In each of my five years of walking the MS Challenge Walk, I've learned something new. Last year in particular was a very eye opening year for me and the rest of my amazing team, Sweaty Already/Sweat'n for Susan, named after my courageous, beautiful, strong mom, who has been living and learning how to manage her MS since 2003.
Last year, we were coming off of a very busy 2012 and an already busy start to 2013. I was married in October 2012; my first adorable nephew was born in January 2013; and my twin sister got married in March 2013. To say we had a busy couple of months is an understatement. But throughout that time I was excited to think what more I could do in 2013 to help raise funds and awareness for multiple sclerosis. We did decently with fundraising in 2012, but not nearly as well as our team wanted. But the adrenaline of those busy months led to us having an "aha" moment in spring 2013 of how to jumpstart our fundraising.
Team Sweaty Already
The MS Challenge Walk is a great place to connect with others who are affected by this disease, but it's also a fundraiser to find a cure and help those living with MS now. People fundraise in different ways
: letter-writing campaigns
, social media
, direct asks
, email outreach
, restaurant nights and stand alone events are all great. The key is finding something you enjoy doing and something that your friends and family will enjoy either participating in or helping with. Our first three years of fundraising, we solely relied on letter-writing campaigns and a few small fundraisers at a generous local paint-your-own pottery shop in North Reading. I knew I could do more, though — I just needed to figure out what.
Each year my husband Brian and I host a summer cookout for all our friends and family. We have a rousing volleyball game, a fire pit, ladder ball, Polish horseshoes, music, cornhole boards (bean bag toss), and more. We always enjoy this get-together, and here was my "aha" moment: why don't I organize a cornhole tournament? I enjoy playing, my friends and family enjoy playing, I know how to organize brackets, and I knew it would be fairly easily to execute and enjoyable for me. So we hit the ground running: we secured a location that was amazing to work with, the Knights of Columbus in Wilmington; and we reached out to local restaurants for food donations and newspapers for publicity; and we hung flyers all throughout Wilmington and the surrounding towns to spread the word.

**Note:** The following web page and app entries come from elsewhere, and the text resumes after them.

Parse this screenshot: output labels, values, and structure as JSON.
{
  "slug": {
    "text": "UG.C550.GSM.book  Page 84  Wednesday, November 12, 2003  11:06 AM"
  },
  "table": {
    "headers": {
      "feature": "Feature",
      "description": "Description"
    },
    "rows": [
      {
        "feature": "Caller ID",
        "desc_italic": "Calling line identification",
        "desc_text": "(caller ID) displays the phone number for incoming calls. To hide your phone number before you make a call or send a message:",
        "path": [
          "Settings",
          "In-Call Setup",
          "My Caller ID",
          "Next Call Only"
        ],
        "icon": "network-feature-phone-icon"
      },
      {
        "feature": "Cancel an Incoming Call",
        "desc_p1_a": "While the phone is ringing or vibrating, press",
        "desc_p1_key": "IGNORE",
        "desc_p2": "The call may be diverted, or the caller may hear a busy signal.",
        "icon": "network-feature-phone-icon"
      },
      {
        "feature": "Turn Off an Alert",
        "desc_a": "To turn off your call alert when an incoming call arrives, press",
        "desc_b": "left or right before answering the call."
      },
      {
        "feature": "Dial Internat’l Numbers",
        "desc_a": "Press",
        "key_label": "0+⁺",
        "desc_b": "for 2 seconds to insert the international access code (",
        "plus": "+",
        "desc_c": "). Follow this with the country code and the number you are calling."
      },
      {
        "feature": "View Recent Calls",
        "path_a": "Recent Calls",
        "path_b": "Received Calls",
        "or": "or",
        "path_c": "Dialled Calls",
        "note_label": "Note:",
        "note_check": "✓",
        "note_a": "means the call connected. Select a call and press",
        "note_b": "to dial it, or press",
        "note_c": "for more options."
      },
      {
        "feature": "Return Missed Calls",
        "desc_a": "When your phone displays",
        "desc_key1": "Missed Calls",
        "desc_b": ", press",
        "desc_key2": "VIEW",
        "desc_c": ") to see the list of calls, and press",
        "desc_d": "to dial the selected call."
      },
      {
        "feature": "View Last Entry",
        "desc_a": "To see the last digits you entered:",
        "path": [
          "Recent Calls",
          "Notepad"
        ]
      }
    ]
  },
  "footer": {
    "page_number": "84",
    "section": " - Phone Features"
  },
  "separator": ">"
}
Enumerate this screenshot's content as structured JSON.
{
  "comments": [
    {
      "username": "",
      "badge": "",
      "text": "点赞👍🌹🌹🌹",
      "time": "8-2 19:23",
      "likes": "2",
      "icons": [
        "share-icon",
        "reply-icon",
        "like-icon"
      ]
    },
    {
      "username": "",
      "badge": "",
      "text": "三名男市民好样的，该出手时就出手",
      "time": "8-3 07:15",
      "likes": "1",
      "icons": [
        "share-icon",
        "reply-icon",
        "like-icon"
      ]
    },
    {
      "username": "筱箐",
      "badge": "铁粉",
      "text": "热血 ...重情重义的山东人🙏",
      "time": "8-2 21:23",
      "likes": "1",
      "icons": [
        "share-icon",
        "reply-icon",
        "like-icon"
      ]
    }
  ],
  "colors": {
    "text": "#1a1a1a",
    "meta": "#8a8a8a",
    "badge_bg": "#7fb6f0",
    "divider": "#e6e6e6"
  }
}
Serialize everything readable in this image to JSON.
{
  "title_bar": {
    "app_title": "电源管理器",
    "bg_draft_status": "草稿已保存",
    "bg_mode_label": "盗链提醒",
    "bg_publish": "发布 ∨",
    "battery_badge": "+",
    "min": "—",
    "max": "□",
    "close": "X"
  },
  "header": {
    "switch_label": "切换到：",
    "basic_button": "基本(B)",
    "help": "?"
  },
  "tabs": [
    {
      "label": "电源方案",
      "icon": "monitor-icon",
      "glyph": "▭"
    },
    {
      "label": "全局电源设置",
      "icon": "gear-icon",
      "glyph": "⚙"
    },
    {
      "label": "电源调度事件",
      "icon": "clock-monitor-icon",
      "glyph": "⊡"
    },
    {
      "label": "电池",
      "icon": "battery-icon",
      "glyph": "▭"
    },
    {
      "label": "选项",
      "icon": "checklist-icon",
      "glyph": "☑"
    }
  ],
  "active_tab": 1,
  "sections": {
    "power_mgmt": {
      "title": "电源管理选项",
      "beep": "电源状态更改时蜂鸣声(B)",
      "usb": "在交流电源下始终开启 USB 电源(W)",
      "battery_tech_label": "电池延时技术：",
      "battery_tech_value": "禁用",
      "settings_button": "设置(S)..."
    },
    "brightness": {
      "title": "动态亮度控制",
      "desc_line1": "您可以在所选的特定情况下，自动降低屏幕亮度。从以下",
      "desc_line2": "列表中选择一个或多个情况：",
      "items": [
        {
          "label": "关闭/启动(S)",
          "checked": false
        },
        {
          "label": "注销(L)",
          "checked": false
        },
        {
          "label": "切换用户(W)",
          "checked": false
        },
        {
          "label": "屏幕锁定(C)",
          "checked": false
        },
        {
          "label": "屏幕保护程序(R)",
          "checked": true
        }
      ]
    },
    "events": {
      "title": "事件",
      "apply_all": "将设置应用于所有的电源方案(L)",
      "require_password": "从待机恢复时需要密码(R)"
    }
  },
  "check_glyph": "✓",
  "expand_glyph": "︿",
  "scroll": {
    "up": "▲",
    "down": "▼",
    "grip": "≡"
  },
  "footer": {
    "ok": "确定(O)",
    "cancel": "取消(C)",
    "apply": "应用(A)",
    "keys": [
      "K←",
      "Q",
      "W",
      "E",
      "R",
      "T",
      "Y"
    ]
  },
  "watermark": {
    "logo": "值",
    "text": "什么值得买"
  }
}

It worked: come the day of Bags and Beers (that's the name of the event), we had 32 teams, over 25 raffle items, donated food, and volunteers to help, too. That's another tip: if you are planning an event, remember to get volunteers to take charge of certain areas of the event — that way, you aren't doing everything on the day of! That one event brought in close to $4,000. We even purchased custom cornhole boards that we can reuse each year.
For me, this was an easy event to organize since I enjoyed doing it and had experience with the subject matter. If I'd had to plan something I was unfamiliar with, such as a a golf tournament (what's a handicap?), or something that I am not really interested in, it would be harder. That is my main tip for anyone interested in starting an event: to increase your fundraising for the MS Challenge Walk, pick something you enjoy doing.
Sweat dries, blisters heal:
suck it up for MS!
My execution wasn't flawless, though — "mistakes were made"! I was so excited to be planning this amazing event that I completely neglected to train
for the walk! Wow, did the 2013 MS Challenge Walk do a number on my toes and feet! The National MS Society Greater New England Chapter provides training tips and even a suggested training calendar
with how much you should be walking as the Challenge Walk gets closer. Use it! Also, try to buy your sneakers ahead of time
and really break them in — same with socks. One walking tip that typically works for me is changing my sneakers at lunch. Just like with your change-of-clothes bag, it helps to have a slightly different shoe halfway through the day — different fabrics and styles of sneaker allow parts of your foot that might have been irritated to breathe.
So what did I learn in 2013? That planning a fundraiser isn't as hard as you think, as long as it's something you enjoy; that people will donate items and food to your event, all you need to do is ask and get over that first no, and that it's REALLY important to train; but blisters really do heal (eventually). See you all in September!